Goddy Egene with agency reports
Nigeria’s stocks and bonds rose yesterday as investors increased demand for securities following the conclusion of the presidential election, THISDAY has learnt.
Investigation revealed that the Nigerian stock market, which depreciated 0.61 per cent last week, opened this week with a gain of 0.57 per cent yesterday.
Specifically, the Nigerian Stock Exchange (NSE) All-Share Index rose to 32,700.12, from 32,515.52, while market capitalisation added N68 billion to close at N12.194 trillion, from N12.125 trillion recorded last Friday.
The market had gained 6.6 per cent before the postponement of the presidential election from February 16.
The postponement of the election led to market decline by 0.61 per cent last week as most investors adopted a wait-and-see strategy.
However, the conclusion of the presidential election over the weekend and collation of results have reduced political uncertainty as some investors increased demand for stocks, leading to a growth of 0.57 per cent.
THISDAY also gathered that there was also a rise in bond prices which was more pronounced in longer-dated, local currency bonds such as the 2028 bond.
Yields on the 10-year paper fell to 14.5 per cent yesterday from a previous close of 14.68 per cent.
“Barring any negative surprises at the polls, we anticipate a positive start to this week’s trading as investors price in improved certainty upon conclusion of the general elections,” analysts at Vetiva Capital, told Reuters.
The election had been scheduled to take place on February 16, but was postponed by the Independent National Electoral Commission (INEC), citing problems in delivering ballot papers and results sheets to some parts of the country.
Market operators had said the postponement was not good for the stock market.
For instance, Chairman of Association of Stockbroking Houses of Nigeria (ASHON), Partick Ezeagu said the postponement would lead to more uncertainty in the stock market in particular and economy in general.
According to him, uncertainty is the greatest phobia that afflicts any market and even more applicable to the capital that is very sensitive to uncertainty in the political fate of a sovereignty.
“The capital market in Nigeria is sad, the reset delay in the conduct of our national election and the fact that it happened less than six hours before the election was to commence. Investors will react negatively unless a very credible reason is adduced and effectively disseminated urgently,” Ezeagu said.
Similarly, Group Chief Executive Officer of Emerging Africa Capital Group, Mrs. Toyin Sanni, said the postponement had lengthened the waiting time for investors who had already adopted wait-and-see approach to prospects of investing in Nigeria.
“In investments, the longer the waiting time for any outcome, the higher the perception of risk. Also, the postponement indicates that we may not as a country have all our acts all together, thus increasing concerns about the possibility of the election process being smooth and hitch free,” she said.
Sanni added that the development could also raise, in some quarters, fears that the process itself may be manipulated.
“Anything that reduces the perception of transparency affects our attractiveness and credibility and investment destination,” she said.

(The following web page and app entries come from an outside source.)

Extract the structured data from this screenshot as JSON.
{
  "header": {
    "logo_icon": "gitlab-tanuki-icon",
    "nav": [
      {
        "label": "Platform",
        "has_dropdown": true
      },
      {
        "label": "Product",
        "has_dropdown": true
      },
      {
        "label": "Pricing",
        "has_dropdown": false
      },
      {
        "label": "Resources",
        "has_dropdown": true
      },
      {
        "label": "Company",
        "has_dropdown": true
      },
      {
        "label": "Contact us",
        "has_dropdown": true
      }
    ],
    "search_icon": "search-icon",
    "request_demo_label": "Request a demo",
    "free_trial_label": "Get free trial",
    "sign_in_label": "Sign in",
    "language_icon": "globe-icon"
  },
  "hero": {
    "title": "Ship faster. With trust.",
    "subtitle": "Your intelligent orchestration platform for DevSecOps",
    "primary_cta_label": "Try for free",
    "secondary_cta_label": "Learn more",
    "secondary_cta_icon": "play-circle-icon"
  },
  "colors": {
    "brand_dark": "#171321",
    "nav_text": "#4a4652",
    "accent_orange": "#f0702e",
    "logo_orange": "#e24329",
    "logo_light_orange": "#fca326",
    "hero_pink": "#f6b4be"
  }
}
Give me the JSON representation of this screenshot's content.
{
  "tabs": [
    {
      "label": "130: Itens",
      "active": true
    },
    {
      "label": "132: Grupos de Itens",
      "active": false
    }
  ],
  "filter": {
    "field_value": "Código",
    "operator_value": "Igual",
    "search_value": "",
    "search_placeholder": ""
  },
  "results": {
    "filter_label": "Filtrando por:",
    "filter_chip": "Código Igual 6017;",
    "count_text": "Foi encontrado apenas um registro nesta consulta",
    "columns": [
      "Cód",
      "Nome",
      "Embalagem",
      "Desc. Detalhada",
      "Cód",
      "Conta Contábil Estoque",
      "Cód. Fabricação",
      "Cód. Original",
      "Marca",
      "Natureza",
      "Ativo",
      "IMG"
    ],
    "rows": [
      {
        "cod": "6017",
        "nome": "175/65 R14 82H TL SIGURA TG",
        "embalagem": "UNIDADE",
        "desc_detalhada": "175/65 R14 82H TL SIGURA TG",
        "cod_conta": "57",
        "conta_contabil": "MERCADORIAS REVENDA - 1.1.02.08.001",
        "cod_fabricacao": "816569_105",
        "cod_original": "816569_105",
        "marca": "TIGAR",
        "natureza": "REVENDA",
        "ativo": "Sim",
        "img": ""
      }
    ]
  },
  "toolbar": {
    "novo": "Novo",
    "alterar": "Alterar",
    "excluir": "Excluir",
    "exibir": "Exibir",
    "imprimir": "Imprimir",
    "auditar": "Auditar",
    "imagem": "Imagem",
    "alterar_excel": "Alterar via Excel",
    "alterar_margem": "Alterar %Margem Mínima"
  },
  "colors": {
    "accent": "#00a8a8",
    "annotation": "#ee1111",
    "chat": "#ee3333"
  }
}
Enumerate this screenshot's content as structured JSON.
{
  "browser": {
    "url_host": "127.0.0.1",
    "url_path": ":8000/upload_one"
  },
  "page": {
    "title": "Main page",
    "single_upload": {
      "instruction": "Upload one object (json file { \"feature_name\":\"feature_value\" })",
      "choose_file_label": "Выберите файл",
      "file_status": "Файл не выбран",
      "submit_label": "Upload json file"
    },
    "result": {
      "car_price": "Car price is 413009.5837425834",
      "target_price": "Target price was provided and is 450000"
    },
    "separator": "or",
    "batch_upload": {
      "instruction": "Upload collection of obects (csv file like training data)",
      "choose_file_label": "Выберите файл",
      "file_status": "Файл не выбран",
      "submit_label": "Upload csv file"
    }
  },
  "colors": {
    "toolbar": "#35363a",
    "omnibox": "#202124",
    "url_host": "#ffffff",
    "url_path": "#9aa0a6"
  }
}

Another stockbroker, Mr. David Adonri of Highcap Securities Limited said the postponement of the election at the dying minute is an insult to the electorate.
“Every sector of the economy including the capital market will be disastrously affected. It will further erode investors confidence, which is already at a low ebb,” Adonri said.
Also, Mr. Sola Oni of Sofunix Investment, said the postponement is a sad commentary that will deepen Nigeria’s political risk with dire consequences on investment decision.
“The shock caused by the announcement may jolt foreign portfolio investors who have been apprehensive of the presidential election . It is not unlikely that trading on the stock market may be moderated by this development as it is capable of further eroding investor confidence in our market. Every political decision has direct or indirect impact on the financial market. I think the time has come for our leaders to stop making Nigeria a laughing stock before the international community,” he said.
However, Garba Kurfi of APT Securities and Funds Limited said the postponement may not have much negative impact on the market given the growth the market has recorded in the last two weeks.
“Although it has a cost to the economy but may not affect our market due to expectations of companies’ results which have started coming into the market. We are expecting the market to continue to rise in anticipation of good results to be declared by companies,” he said.
But despite the announcement of corporate earnings with dividends last week, most investors remained on the sidelines, leading to a decline in the market.